During Spring Training the DTTWLN staff will profile and examine the coaches and players that make up and are vying to be part of the 2013 Cleveland Indians—A Team With A New Direction. Today, we examine one of the young players on the 40-man roster that is a part of the Indians’ minor league system.
By Christian Petrila
After five full seasons in the minors, Indians outfielder Tim Fedroff took a massive step toward making his long-awaited Major League debut when he was added to the 40-man roster on Nov. 20.
Fedroff was a seventh round pick for the Indians back in 2008 and has been nothing short of a consistent hitter throughout his time in the minors. For his minor league career, Fedroff is hitting .296 with 23 home runs and 204 RBI in 495 games, but last season was when he really began capturing the attention on many Indians fans.
By David Roberts
Several weeks ago, we chronicled the Indians minor leaguers participating in the Dominican Winter League as members of several of the Dominican teams. Here is how the eleven Indians farmhands faired in the DWL.
The 27-year-old lefty who missed significant time during the 2012 season after a self-inflicted broken wrist after a rough outing with the big league club sought to make up some time in the Dominican Winter League.
He made six appearances for Aguilas Cibaenas logging six innings of relief to the tune of a 0-1 record and a 9.00 ERA. He struggled with his control as he struck out eight but walked five. The lefty has a chance to be an impact hurler in the Tribe pen in 2013 if he puts together a solid spring.
Salazar, the 20-year-old righty posted a solid 2012 season after getting healthy. The Dominican native looked to pick up some extra innings and continue his success.
He posted a record of 0-3 but that was deceiving record as the righty appeared in five games, three of which were starts. Over those five outings, he logged 14 innings and tossed his way to a 3.86 ERA for the Tigres del Licey. Salazar again demonstrated his ability to be a solid pitcher with a high strikeout rate as he struck out 17 and only walked four in his 14 innings of work.
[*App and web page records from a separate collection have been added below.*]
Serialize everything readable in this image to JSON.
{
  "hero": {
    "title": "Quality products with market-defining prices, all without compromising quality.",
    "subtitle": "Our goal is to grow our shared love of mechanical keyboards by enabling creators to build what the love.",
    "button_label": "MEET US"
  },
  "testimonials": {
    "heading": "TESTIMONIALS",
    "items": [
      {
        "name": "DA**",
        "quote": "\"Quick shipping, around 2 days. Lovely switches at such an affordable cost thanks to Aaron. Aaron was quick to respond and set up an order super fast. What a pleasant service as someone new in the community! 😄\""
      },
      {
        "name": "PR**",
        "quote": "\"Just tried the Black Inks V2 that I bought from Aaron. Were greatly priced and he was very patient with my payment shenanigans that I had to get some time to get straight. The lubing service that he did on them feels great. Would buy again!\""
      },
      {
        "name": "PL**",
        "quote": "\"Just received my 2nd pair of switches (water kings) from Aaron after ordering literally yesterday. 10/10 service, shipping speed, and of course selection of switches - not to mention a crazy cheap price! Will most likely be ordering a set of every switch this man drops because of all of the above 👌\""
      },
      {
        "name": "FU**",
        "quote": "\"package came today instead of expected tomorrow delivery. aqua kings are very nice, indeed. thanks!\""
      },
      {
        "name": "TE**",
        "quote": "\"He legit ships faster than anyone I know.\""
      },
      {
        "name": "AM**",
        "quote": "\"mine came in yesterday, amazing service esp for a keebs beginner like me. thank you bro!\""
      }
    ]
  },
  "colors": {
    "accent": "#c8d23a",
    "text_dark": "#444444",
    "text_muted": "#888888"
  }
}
By Bob Toth
Last week, I looked into the Indians’ recent draft woes, how it has impacted the present roster, and what the team has done in the recent drafts to hopefully correct the poor drafting and development over the last several years. If you missed the story last week, follow this link – Dispelling the Indians’ Draft Woes
One of the difficult aspects of drafting young players is that there is no way to predict their futures. Even being the very first person drafted is no assurance of superstardom. It cannot even guarantee a moderate level of success professionally.
It really is an impossible task to attempt to judge a draft shortly after it has happened. It is challenging to forecast the ceilings of such young players and the impact that their development, injuries, or their personal lives may have on who they become on and off the field.
It is all just educated guessing.
By Bob Toth
The Cleveland Indians have developed a reputation as a team that does not draft well.
That was certainly the case for the earlier portion of the first decade of the 21st century.
Poor drafts and talent evaluation problems helped to deplete the Indians’ minor league system of valuable prospects. The team was forced to acquire new young prospects through the trades of some of the team’s most popular and productive players or other expendable veteran parts. Moving these players early, instead of allowing them to potentially leave at the end of their contract with the club, ensures that the team procures future talent.
This week’s trade of Shin-Soo Choo and others to Cincinnati and Arizona was no exception to that norm. In fact, such a trade in 2006 with the Seattle Mariners was how Choo arrived on the scene with the Cleveland organization.